So if you’re a DIY homeowner who prefers to fix it yourself instead of hiring a handyman, this is one that’s definitely in your wheelhouse. You likely have most of the tools you need to do the job yourself, and doing so can save you anywhere from $200-$300 in hiring a drywall contractor.
What Tools Do You Need To Repair Drywall?
The tools to fix drywall are easy to find and relatively cheap. You can get everything on this list for under $50 at your local Lowes or Home Depot, depending on how much you need.
- Drywall Saw – for medium holes that require patching
- Utility Knife – to cut drywall patches to size
- Drywall Patch – for medium holes that require patching
- Spackle or Joint Compound – used to join the drywall patch to the wall for medium holes and used to close small holes
- Putty Knife – to apply joint compound to damaged area
- Sandpaper – Used to smooth out joint compound on wall before repainting
- Primer & Paint – to match the joint compound and patch to wall color
How Do You Repair a Small Dents and Scratches In Drywall
This type of drywall damage requires minimal tools and is the easiest to fix. If your drywall is dented by a doorknob or something else, follow these steps:
- Scrape away loose debris from the damaged area
- Using a putty knife, apply spackle or joint compound to the damaged area. Use enough to fill the damaged area until even with the wall, smoothing it out as best you can.
- Allow spackle or joint compound to dry for 24 hours
- Sand smooth and apply touch up paint with a rag.
How Do You Repair a Small Holes In Drywall
Depending on the size, most small drywall holes can be repaired with spackle only or with a mesh patch kid. For holes less than 2 inches in diameter, you can follow the steps above laid out for small dents and scratches in drywall. For holes larger than 2 inches but less than 6 inches, you can follow the steps below.
- Buy a mesh drywall patch that will fit the size of your hole
- Place the self-adhesive mesh patch over the hole
- Using a putty knife, apply spackle or joint compound over the mesh patch. Be sure to apply it in multiple directions so that the compound fills the inside of the mesh material.
- Allow 24 hours to dry, and apply more spackle or joint compound as needed.
- Once dry, sand the surface until it’s smooth, then apply primer/paint as needed to match the wall color.
How Do You Repair a Medium Holes In Drywall

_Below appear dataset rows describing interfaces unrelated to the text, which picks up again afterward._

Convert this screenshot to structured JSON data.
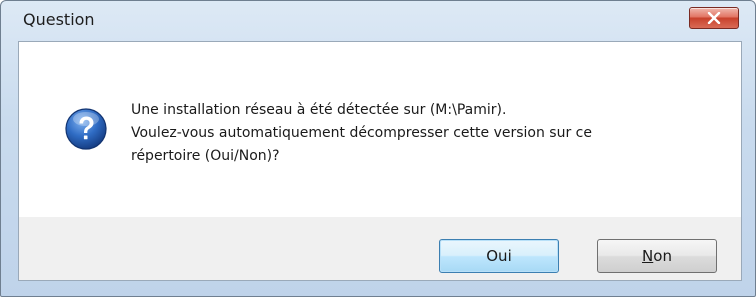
{
  "window": {
    "title": "Question"
  },
  "message": {
    "line1": "Une installation réseau à été détectée sur (M:\\Pamir).",
    "line2": "Voulez-vous automatiquement décompresser cette version sur ce",
    "line3": "répertoire (Oui/Non)?"
  },
  "buttons": {
    "yes_label": "Oui",
    "no_label": "Non"
  },
  "icons": {
    "dialog_icon": "question-icon",
    "close_icon": "close-icon"
  },
  "colors": {
    "close_button": "#d9584a",
    "default_button_border": "#3c7fb1",
    "icon_blue": "#2a63b8"
  }
}
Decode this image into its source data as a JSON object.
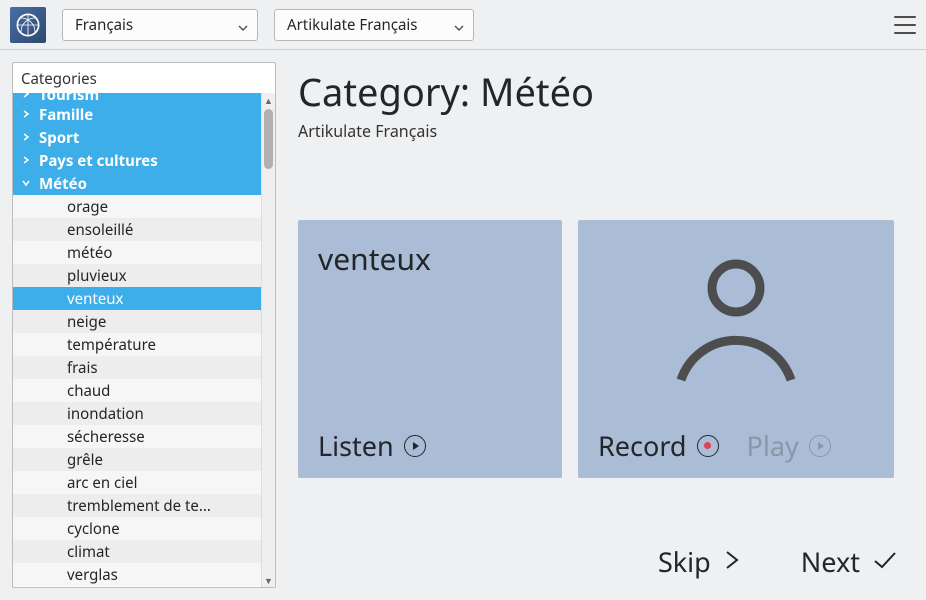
{
  "toolbar": {
    "language_selected": "Français",
    "course_selected": "Artikulate Français"
  },
  "sidebar": {
    "title": "Categories",
    "parents": [
      {
        "label": "Tourism",
        "expanded": false,
        "cut": true
      },
      {
        "label": "Famille",
        "expanded": false
      },
      {
        "label": "Sport",
        "expanded": false
      },
      {
        "label": "Pays et cultures",
        "expanded": false
      },
      {
        "label": "Météo",
        "expanded": true
      }
    ],
    "leaves": [
      "orage",
      "ensoleillé",
      "météo",
      "pluvieux",
      "venteux",
      "neige",
      "température",
      "frais",
      "chaud",
      "inondation",
      "sécheresse",
      "grêle",
      "arc en ciel",
      "tremblement de te...",
      "cyclone",
      "climat",
      "verglas"
    ],
    "selected_leaf": "venteux"
  },
  "main": {
    "heading_prefix": "Category: ",
    "heading_category": "Météo",
    "subtitle": "Artikulate Français",
    "current_word": "venteux",
    "listen_label": "Listen",
    "record_label": "Record",
    "play_label": "Play",
    "skip_label": "Skip",
    "next_label": "Next"
  }
}
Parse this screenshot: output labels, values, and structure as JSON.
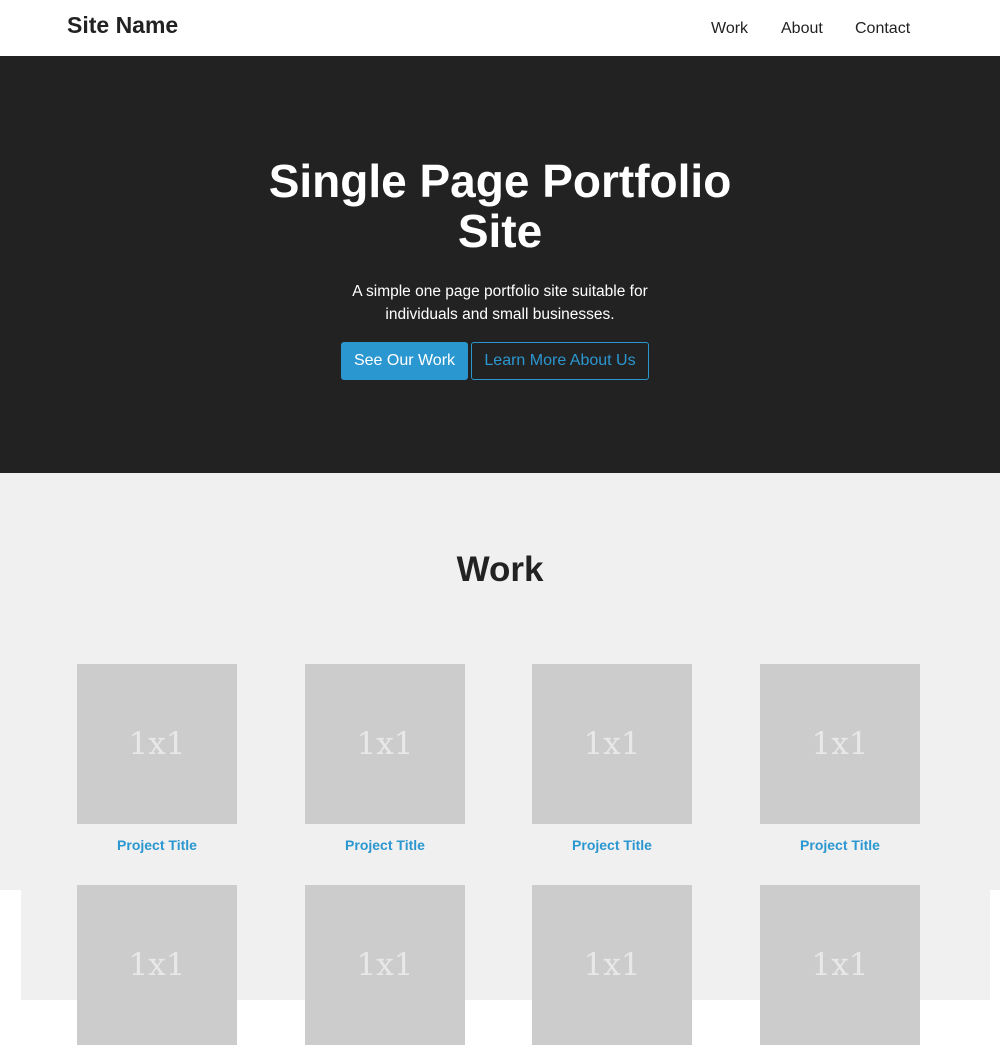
{
  "header": {
    "site_name": "Site Name",
    "nav": {
      "work": "Work",
      "about": "About",
      "contact": "Contact"
    }
  },
  "hero": {
    "title": "Single Page Portfolio Site",
    "subtitle": "A simple one page portfolio site suitable for individuals and small businesses.",
    "primary_button": "See Our Work",
    "secondary_button": "Learn More About Us"
  },
  "work": {
    "heading": "Work",
    "projects": [
      {
        "thumb_label": "1x1",
        "title": "Project Title"
      },
      {
        "thumb_label": "1x1",
        "title": "Project Title"
      },
      {
        "thumb_label": "1x1",
        "title": "Project Title"
      },
      {
        "thumb_label": "1x1",
        "title": "Project Title"
      },
      {
        "thumb_label": "1x1",
        "title": ""
      },
      {
        "thumb_label": "1x1",
        "title": ""
      },
      {
        "thumb_label": "1x1",
        "title": ""
      },
      {
        "thumb_label": "1x1",
        "title": ""
      }
    ]
  },
  "colors": {
    "accent": "#2b97d0",
    "hero_background": "#222222",
    "section_background": "#f0f0f0",
    "thumbnail_placeholder": "#cccccc"
  }
}
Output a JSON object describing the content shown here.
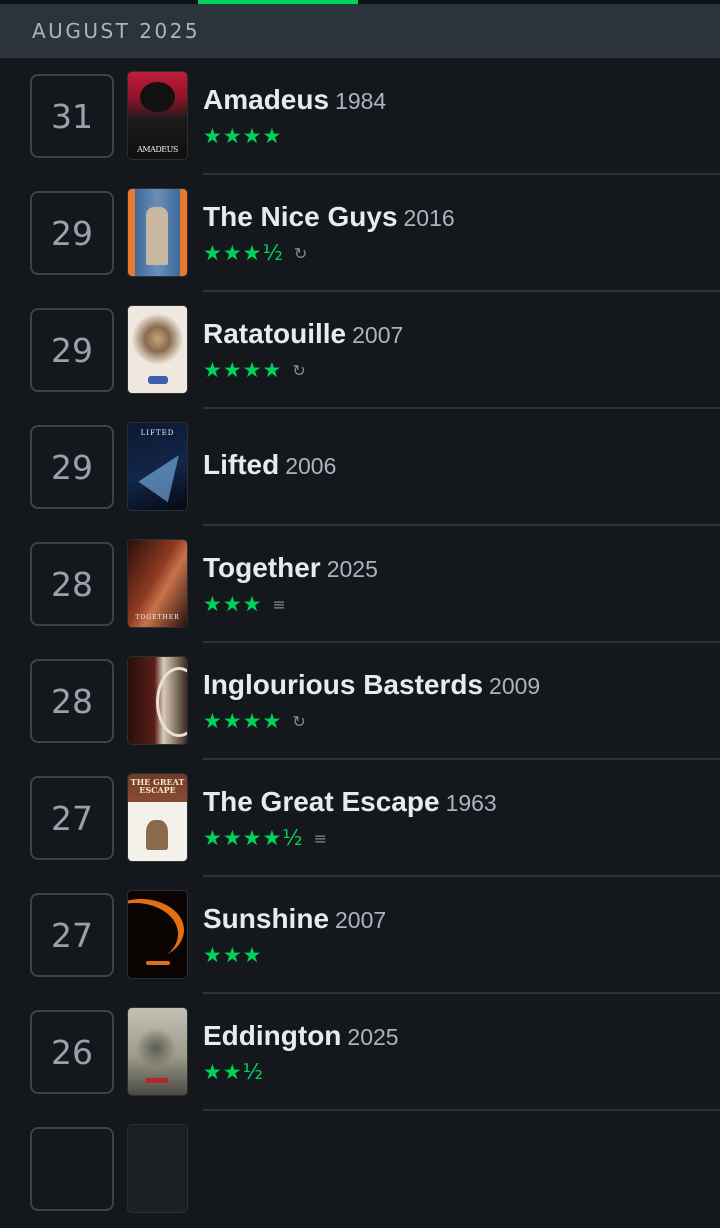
{
  "month_header": "AUGUST 2025",
  "entries": [
    {
      "day": "31",
      "title": "Amadeus",
      "year": "1984",
      "stars": "★★★★",
      "rewatch": false,
      "review": false,
      "poster_caption": "AMADEUS",
      "poster_colors": [
        "#c21c3a",
        "#1a1a1a"
      ]
    },
    {
      "day": "29",
      "title": "The Nice Guys",
      "year": "2016",
      "stars": "★★★½",
      "rewatch": true,
      "review": false,
      "poster_caption": "",
      "poster_colors": [
        "#e9792e",
        "#3b6a9c"
      ]
    },
    {
      "day": "29",
      "title": "Ratatouille",
      "year": "2007",
      "stars": "★★★★",
      "rewatch": true,
      "review": false,
      "poster_caption": "",
      "poster_colors": [
        "#efe8df",
        "#7b5c3f"
      ]
    },
    {
      "day": "29",
      "title": "Lifted",
      "year": "2006",
      "stars": "",
      "rewatch": false,
      "review": false,
      "poster_caption": "LIFTED",
      "poster_colors": [
        "#0b1830",
        "#4f8fc6"
      ]
    },
    {
      "day": "28",
      "title": "Together",
      "year": "2025",
      "stars": "★★★",
      "rewatch": false,
      "review": true,
      "poster_caption": "TOGETHER",
      "poster_colors": [
        "#8e3a22",
        "#2a0f0b"
      ]
    },
    {
      "day": "28",
      "title": "Inglourious Basterds",
      "year": "2009",
      "stars": "★★★★",
      "rewatch": true,
      "review": false,
      "poster_caption": "",
      "poster_colors": [
        "#5a1f18",
        "#d9cbb7"
      ]
    },
    {
      "day": "27",
      "title": "The Great Escape",
      "year": "1963",
      "stars": "★★★★½",
      "rewatch": false,
      "review": true,
      "poster_caption": "THE GREAT ESCAPE",
      "poster_colors": [
        "#6e3b2a",
        "#f4f1ea"
      ]
    },
    {
      "day": "27",
      "title": "Sunshine",
      "year": "2007",
      "stars": "★★★",
      "rewatch": false,
      "review": false,
      "poster_caption": "",
      "poster_colors": [
        "#e36f14",
        "#0a0503"
      ]
    },
    {
      "day": "26",
      "title": "Eddington",
      "year": "2025",
      "stars": "★★½",
      "rewatch": false,
      "review": false,
      "poster_caption": "",
      "poster_colors": [
        "#9c9b8c",
        "#4b4a42"
      ]
    }
  ],
  "icons": {
    "rewatch": "rewatch-icon",
    "review": "review-icon"
  },
  "colors": {
    "accent_green": "#00d35a",
    "background": "#14181d",
    "header": "#2b333c"
  }
}
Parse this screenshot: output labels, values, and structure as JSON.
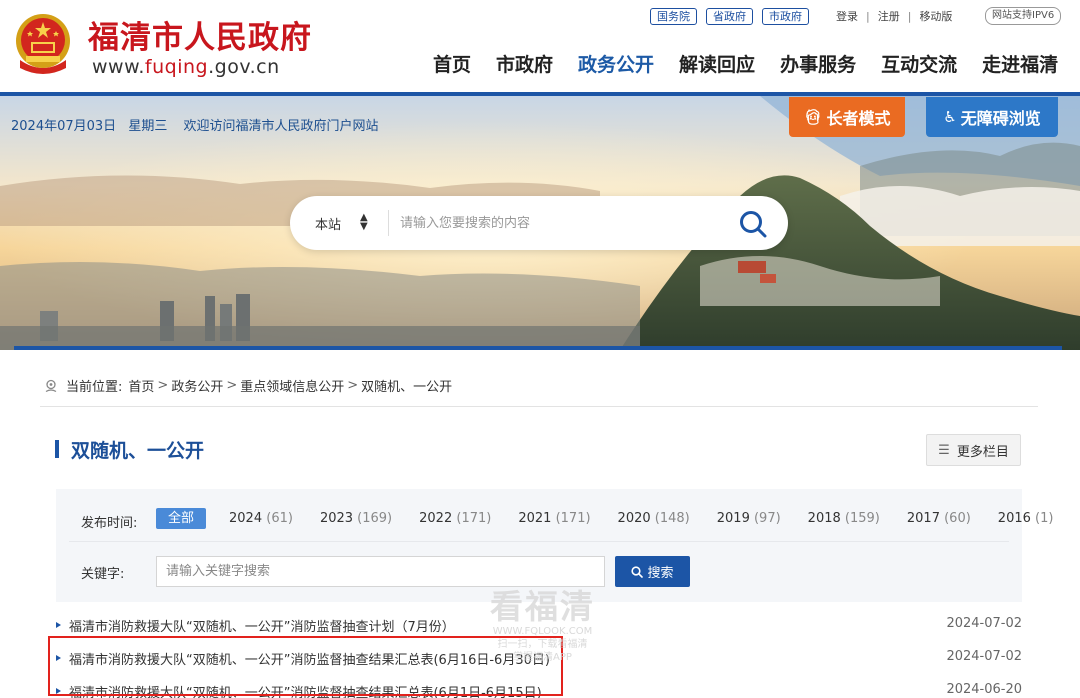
{
  "site": {
    "name": "福清市人民政府",
    "url_prefix": "www.",
    "url_domain": "fuqing",
    "url_suffix": ".gov.cn",
    "brand_red": "#c8161d",
    "brand_blue": "#1c55a6"
  },
  "top_links": {
    "gov": [
      "国务院",
      "省政府",
      "市政府"
    ],
    "login": "登录",
    "register": "注册",
    "mobile": "移动版",
    "separator": "|",
    "ipv6": "网站支持IPV6"
  },
  "nav": [
    "首页",
    "市政府",
    "政务公开",
    "解读回应",
    "办事服务",
    "互动交流",
    "走进福清"
  ],
  "nav_active_index": 2,
  "banner": {
    "date": "2024年07月03日",
    "weekday": "星期三",
    "welcome": "欢迎访问福清市人民政府门户网站",
    "elder_mode": "长者模式",
    "accessible": "无障碍浏览",
    "elder_color": "#ea6b22",
    "accessible_color": "#2d78c8"
  },
  "search": {
    "scope": "本站",
    "placeholder": "请输入您要搜索的内容"
  },
  "breadcrumb": {
    "prefix": "当前位置:",
    "items": [
      "首页",
      "政务公开",
      "重点领域信息公开",
      "双随机、一公开"
    ],
    "separator": ">"
  },
  "column": {
    "title": "双随机、一公开",
    "more": "更多栏目"
  },
  "filter": {
    "time_label": "发布时间:",
    "all_label": "全部",
    "years": [
      {
        "year": "2024",
        "count": "(61)"
      },
      {
        "year": "2023",
        "count": "(169)"
      },
      {
        "year": "2022",
        "count": "(171)"
      },
      {
        "year": "2021",
        "count": "(171)"
      },
      {
        "year": "2020",
        "count": "(148)"
      },
      {
        "year": "2019",
        "count": "(97)"
      },
      {
        "year": "2018",
        "count": "(159)"
      },
      {
        "year": "2017",
        "count": "(60)"
      },
      {
        "year": "2016",
        "count": "(1)"
      }
    ],
    "keyword_label": "关键字:",
    "keyword_placeholder": "请输入关键字搜索",
    "search_button": "搜索"
  },
  "articles": [
    {
      "title": "福清市消防救援大队“双随机、一公开”消防监督抽查计划（7月份）",
      "date": "2024-07-02"
    },
    {
      "title": "福清市消防救援大队“双随机、一公开”消防监督抽查结果汇总表(6月16日-6月30日)",
      "date": "2024-07-02"
    },
    {
      "title": "福清市消防救援大队“双随机、一公开”消防监督抽查结果汇总表(6月1日-6月15日)",
      "date": "2024-06-20"
    }
  ],
  "watermark": {
    "big": "看福清",
    "line1": "WWW.FQLOOK.COM",
    "line2": "扫一扫，下载看福清",
    "line3": "掌握福清APP"
  },
  "icons": {
    "emblem": "national-emblem-icon",
    "elder": "elder-person-icon",
    "accessible": "wheelchair-icon",
    "search": "search-icon",
    "pin": "location-pin-icon",
    "more": "list-icon"
  }
}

For holes that are larger than 6”, you may want to skip the mesh patch and opt for a stronger sheetrock patch to fix the damage. For medium size drywall holes, follow the steps below.
- Using a utility knife, cut a drywall patch 2 inches larger than the hole in both width and height.
- Use the utility knife to cut an inch off of the drywall gypsum along all 4 borders of your drywall patch
- Remove the gypsum from the drywall paper along the borders
- Place your drywall patch on the wall over the damaged area. Using a pencil, trace the border around the remaining gypsum of your drywall patch
- Use a drywall saw to cut out the drywall along the pencil line
- Apply spackle or joint compound to the edges of your drywall patch alongside the remaining gypsum and drywall paper.
- Fit the remaining gypsum of your drywall patch into the hole you just cut out. Use the excess paper and spackle as an adhesive to secure the patch onto the existing wall.
- Cover the entire patch with spackle or joint compound until you can no longer see the border where the patch ends and the wall begins.
- Allow 24 hours to dry. Apply additional spackle if needed, then sand smooth. Apply primer and paint as necessary to match the wall color.
Larger Drywall Repair Projects
There are some larger drywall repair projects that you may want to hire a contractor for depending on your level of expertise. The following drywall repairs fall into that category:
- Large Holes – For holes larger than a foot, furring strips may be needed to securely fasten the patch to the wall instead of the drywall paper.
- Corner Patches – If your repair requires removing a corner intersection of drywall, a corner bead will be needed to replace the damaged section.
- Electrical Considerations – Any time a hole is located near an electrical outlet or conduit, the repair is complicated. Hire a professional if you’re not comfortable here.
As you can see, drywall repair is not very difficult to do if you’re the least bit handy. The materials are affordable and labor is not complicated. Be sure to follow PunchList’s blog for more DIY tips!